Sunday, May 11, 2008

Consonant Assimilation

This linguistic phenomenon is not limited to Spanish, and certainly not to Costa Rica, but it nonetheless rears its ugly head in interesting ways in Costa Rica. To catch you up to speed, there are several cases in Spanish when consonants change their sounds based on the letter that follows. (We're not just talking about letters, but also phonemes, but I'll just call them letters for the sake of simplicity.) Consider the following examples:

The word 'rasgo' means physical characteristic or trait. The 's', which is normally an unvoiced sibilant, becomes a voiced sibilant like the 'z' in the English word 'zoo' because the 'g' that follows is a voiced consonant. This is consonant assimilation.

Another common example of consonant assimilation is the assimilation of 'n', an alveolar nasal consonant, to an 'm', a bilabial nasal consonant. In the noun phrase 'un barco' (a boat) the 'n', which is normally formed by pressing your tongue against your alveolar ridge just behind your upper front teeth, becomes a bilabial 'm' because the consonant the follows ('b') is also bilabial.
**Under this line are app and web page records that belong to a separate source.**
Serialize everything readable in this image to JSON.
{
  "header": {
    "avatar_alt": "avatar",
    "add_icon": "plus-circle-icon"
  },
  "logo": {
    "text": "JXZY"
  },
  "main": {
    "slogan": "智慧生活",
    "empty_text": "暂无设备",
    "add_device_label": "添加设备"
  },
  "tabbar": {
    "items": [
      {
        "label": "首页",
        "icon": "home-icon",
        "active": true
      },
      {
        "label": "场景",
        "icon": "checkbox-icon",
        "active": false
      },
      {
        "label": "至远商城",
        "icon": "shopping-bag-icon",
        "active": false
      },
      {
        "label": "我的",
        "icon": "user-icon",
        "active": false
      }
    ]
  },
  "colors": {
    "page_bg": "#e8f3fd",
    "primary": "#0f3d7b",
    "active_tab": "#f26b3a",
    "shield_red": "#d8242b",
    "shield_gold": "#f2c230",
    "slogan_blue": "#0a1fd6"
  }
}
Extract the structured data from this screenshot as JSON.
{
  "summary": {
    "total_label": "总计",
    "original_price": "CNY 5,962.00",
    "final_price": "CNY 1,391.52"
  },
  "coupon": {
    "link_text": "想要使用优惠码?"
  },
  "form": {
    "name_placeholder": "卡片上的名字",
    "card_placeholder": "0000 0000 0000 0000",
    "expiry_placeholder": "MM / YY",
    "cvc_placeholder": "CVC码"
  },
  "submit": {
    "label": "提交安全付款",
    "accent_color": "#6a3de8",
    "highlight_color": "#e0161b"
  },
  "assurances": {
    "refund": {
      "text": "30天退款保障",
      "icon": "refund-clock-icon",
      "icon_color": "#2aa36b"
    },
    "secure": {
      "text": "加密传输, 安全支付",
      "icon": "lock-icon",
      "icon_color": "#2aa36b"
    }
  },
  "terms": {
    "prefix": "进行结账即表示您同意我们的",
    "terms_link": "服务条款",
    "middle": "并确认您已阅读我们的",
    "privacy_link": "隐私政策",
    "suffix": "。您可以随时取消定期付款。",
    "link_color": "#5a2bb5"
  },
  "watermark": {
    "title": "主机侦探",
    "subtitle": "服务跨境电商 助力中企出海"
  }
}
Anyway, I was prompted to think of this consonant assimilation when I came across a sign outside of the movie theater in Ciudad Quesada de San Carlos. The sign read 'Niños del Honbre', which according to the proper spelling of the words would be 'Niños del Hombre'. This was not the first time I had seen this misspelling, but it was perhaps the third time, and was what compelled me to consider it something more than a typo (or a 'write-o' or a 'placing letters on the sign outside of a movie theater...-o'). I can only explain it as a hypercorrection certain native speakers employ when they hear an 'm' but think they're supposed to write an 'n'. In Spanish you will always write 'un barco', even though there's an 'm' sound. On the other hand, within single words, you can NEVER have an 'n' before a 'b' or a 'p'. It's a rule. (We also have this rule in English; e.g., incoherent, but then imperfection.) So, when the 'n' is separated from the 'b' or 'p' by a word break, then it remains an 'n', but within the same word as a 'b' or a 'p', it simply can't be a written 'n'. My conjecture is that whichever case rings truer in the mind of a less-than-perfect speller is the one that is applied to the other case. It makes perfect sense to me that a Spanish speaker would sooner misspell 'hombre' than he would 'un', the latter of which is as essential to Spanish as 'a' or 'an' is to English. If this is true, then the misspelling of 'hombre' should be seen as a hypercorrection of the 'n' remaining an 'n' in the case of 'un barco' where it is pronounced like an 'm'.

In case you want another case of consonant assimilation in Spanish, here it is:

In the word 'banco' the 'n' takes on the sound of the 'ng' in the English word 'gong'. This happens because the 'n' will always assimilate to a velar 'c', 'k', or 'g' by becoming a velar 'ng'.

Pura Vida


www.coruñ said...

I believe one and all must look at it.

My Wacky Friends said...

Well, I do not actually believe it is likely to have success.